▪ Jan. 18, Martin Luther King Day, will see the league again honor Willie O’Ree, the ex-Bruins winger who was the first to break the league’s color line — 63 years ago, on Jan. 18, when he suited up at the Montreal Forum. The Bruins will skate in a 5 p.m. game vs. the Islanders at Nassau Coliseum. All NHL players that day will wear an O’Ree decal on the back of their helmet.
It was abundantly clear that league officials know they’re facing the potential for COVID-induced headaches. Already, the Stars have seen their training camp shut down for days because of an outbreak. Bettman and Daly preached patience and persistence, with Bettman reiterating that health and safety of players was paramount.
To its credit, the league pulled off the intricate bubble playoff format over the summer without a hitch, albeit with COVID numbers a mere fraction of where they are these days.

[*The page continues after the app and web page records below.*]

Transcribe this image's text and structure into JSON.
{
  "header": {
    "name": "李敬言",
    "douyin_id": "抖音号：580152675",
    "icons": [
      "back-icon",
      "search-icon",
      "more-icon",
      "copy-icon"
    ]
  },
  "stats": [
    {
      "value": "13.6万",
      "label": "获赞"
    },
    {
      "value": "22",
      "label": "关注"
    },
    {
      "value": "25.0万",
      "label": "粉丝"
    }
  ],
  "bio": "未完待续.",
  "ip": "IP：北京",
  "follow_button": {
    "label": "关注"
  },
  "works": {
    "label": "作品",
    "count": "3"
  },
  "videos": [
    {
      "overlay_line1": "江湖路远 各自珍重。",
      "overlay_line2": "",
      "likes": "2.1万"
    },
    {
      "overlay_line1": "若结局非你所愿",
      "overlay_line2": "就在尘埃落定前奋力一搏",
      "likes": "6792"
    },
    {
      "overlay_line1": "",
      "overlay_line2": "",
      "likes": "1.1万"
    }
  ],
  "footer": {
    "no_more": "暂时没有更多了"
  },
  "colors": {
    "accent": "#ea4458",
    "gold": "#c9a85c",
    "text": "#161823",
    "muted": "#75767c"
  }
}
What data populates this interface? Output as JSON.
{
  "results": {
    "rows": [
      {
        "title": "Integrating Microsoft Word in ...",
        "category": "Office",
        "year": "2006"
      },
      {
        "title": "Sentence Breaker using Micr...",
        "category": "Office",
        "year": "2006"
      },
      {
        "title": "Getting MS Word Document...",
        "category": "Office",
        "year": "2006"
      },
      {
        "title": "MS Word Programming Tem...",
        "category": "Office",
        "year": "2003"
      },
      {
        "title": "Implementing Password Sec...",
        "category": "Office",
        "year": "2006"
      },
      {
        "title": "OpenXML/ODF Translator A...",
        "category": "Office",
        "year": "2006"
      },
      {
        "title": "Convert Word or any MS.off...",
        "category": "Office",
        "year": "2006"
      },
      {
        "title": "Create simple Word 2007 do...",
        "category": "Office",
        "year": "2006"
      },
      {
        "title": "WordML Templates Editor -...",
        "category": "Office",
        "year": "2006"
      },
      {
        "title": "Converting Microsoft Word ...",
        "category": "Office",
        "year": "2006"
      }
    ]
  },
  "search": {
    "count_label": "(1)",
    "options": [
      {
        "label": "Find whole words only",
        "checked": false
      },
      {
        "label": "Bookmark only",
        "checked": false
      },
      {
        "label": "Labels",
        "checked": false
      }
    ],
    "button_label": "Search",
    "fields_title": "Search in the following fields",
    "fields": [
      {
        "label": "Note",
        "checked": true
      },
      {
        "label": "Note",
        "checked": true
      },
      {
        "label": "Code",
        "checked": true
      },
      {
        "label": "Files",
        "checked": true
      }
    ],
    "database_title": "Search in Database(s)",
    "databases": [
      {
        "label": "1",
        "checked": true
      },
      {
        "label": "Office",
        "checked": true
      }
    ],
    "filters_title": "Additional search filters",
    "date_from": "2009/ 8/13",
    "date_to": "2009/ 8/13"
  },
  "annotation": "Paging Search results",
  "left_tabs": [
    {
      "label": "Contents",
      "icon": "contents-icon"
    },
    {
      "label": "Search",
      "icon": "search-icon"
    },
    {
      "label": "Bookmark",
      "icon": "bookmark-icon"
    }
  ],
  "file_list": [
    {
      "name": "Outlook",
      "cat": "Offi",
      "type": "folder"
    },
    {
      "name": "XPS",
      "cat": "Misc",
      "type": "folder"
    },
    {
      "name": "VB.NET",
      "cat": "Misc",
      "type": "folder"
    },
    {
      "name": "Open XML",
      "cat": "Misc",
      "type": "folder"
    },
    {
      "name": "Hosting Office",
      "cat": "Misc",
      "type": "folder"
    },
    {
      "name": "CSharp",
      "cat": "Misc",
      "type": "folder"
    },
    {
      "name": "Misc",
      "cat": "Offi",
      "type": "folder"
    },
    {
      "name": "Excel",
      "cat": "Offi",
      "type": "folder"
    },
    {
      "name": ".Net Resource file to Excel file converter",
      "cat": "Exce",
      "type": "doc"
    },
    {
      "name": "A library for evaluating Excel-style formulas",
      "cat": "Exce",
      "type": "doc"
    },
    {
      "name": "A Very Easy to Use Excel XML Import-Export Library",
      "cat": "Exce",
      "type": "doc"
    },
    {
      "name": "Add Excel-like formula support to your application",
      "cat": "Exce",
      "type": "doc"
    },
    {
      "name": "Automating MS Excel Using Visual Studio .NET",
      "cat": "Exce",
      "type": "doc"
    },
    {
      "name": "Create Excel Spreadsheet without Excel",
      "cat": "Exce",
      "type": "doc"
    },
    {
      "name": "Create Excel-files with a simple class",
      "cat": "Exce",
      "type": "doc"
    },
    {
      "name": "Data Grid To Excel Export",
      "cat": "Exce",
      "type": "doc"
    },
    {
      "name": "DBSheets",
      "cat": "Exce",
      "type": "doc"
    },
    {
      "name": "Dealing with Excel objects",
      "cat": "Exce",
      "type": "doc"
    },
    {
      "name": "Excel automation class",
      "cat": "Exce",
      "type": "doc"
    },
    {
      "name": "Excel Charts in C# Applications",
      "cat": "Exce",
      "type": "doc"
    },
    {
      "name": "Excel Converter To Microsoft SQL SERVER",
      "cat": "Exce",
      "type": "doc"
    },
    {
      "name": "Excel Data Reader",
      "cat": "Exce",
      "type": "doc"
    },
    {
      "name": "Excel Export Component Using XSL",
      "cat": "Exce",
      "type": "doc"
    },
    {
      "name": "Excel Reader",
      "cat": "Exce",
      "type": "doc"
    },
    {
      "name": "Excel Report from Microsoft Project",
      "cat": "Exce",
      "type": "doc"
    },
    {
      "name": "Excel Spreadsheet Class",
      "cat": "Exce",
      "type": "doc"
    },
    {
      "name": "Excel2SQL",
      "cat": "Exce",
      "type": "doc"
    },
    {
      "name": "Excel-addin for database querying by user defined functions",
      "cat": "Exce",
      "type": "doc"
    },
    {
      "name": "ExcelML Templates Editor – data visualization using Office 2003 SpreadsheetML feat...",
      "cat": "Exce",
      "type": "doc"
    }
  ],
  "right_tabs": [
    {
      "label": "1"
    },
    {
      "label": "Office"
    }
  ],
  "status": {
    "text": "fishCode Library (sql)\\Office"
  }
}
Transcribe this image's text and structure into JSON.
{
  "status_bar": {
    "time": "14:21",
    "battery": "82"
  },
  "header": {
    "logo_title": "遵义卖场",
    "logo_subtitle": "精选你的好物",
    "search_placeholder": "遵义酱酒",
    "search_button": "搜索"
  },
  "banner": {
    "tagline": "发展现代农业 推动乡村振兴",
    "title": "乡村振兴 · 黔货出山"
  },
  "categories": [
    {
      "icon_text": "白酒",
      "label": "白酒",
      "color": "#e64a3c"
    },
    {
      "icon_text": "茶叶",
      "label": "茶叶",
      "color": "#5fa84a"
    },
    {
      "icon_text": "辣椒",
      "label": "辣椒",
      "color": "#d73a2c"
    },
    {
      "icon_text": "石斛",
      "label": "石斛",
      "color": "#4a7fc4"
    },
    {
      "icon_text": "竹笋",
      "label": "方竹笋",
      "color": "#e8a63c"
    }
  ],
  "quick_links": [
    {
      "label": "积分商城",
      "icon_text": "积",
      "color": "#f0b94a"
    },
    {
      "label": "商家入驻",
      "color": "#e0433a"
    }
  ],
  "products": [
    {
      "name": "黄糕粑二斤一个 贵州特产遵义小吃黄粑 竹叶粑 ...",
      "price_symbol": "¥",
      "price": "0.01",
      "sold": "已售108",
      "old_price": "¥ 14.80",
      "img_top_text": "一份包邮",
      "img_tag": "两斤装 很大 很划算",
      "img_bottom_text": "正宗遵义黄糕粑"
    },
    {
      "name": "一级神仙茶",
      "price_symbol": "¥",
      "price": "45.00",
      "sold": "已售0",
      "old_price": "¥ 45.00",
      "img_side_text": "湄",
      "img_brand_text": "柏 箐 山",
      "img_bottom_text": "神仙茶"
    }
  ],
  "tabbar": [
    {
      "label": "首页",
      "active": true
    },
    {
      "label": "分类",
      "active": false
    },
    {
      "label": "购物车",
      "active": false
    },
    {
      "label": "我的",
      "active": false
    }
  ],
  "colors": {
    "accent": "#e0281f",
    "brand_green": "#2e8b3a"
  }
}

One interesting side note to the protocols: In all 31 NHL cities, one hotel has been designated as the only place visiting teams will stay. The Bruins are part of an eight-team division. All seven of their opponents will stay in the same hotel, the league hoping the move will help limit the chance of a viral outbreak, and also help if contact tracing becomes and issue.
The potential for a rough ride awaits. Each club will carry between 27 and 29 roster players, meaning a work force of over 850 will be mixing it up over a regular season scheduled to end May 8. There were some owners, knowing the magnitude of losses that awaited them, in favor of shutting down for the season and hoping to get back to a normal world — if we ever see that again — come October of this year.
But onward they skate, with fingers crossed inside their leather gloves.
“It would be a smaller [financial loss] if we just shut down for the year,” said Bettman, “but everybody thought it was important, as one of the four major sports, for us to take our role and play our game and deliver what people expect from us. And that’s what everybody signed on to do.”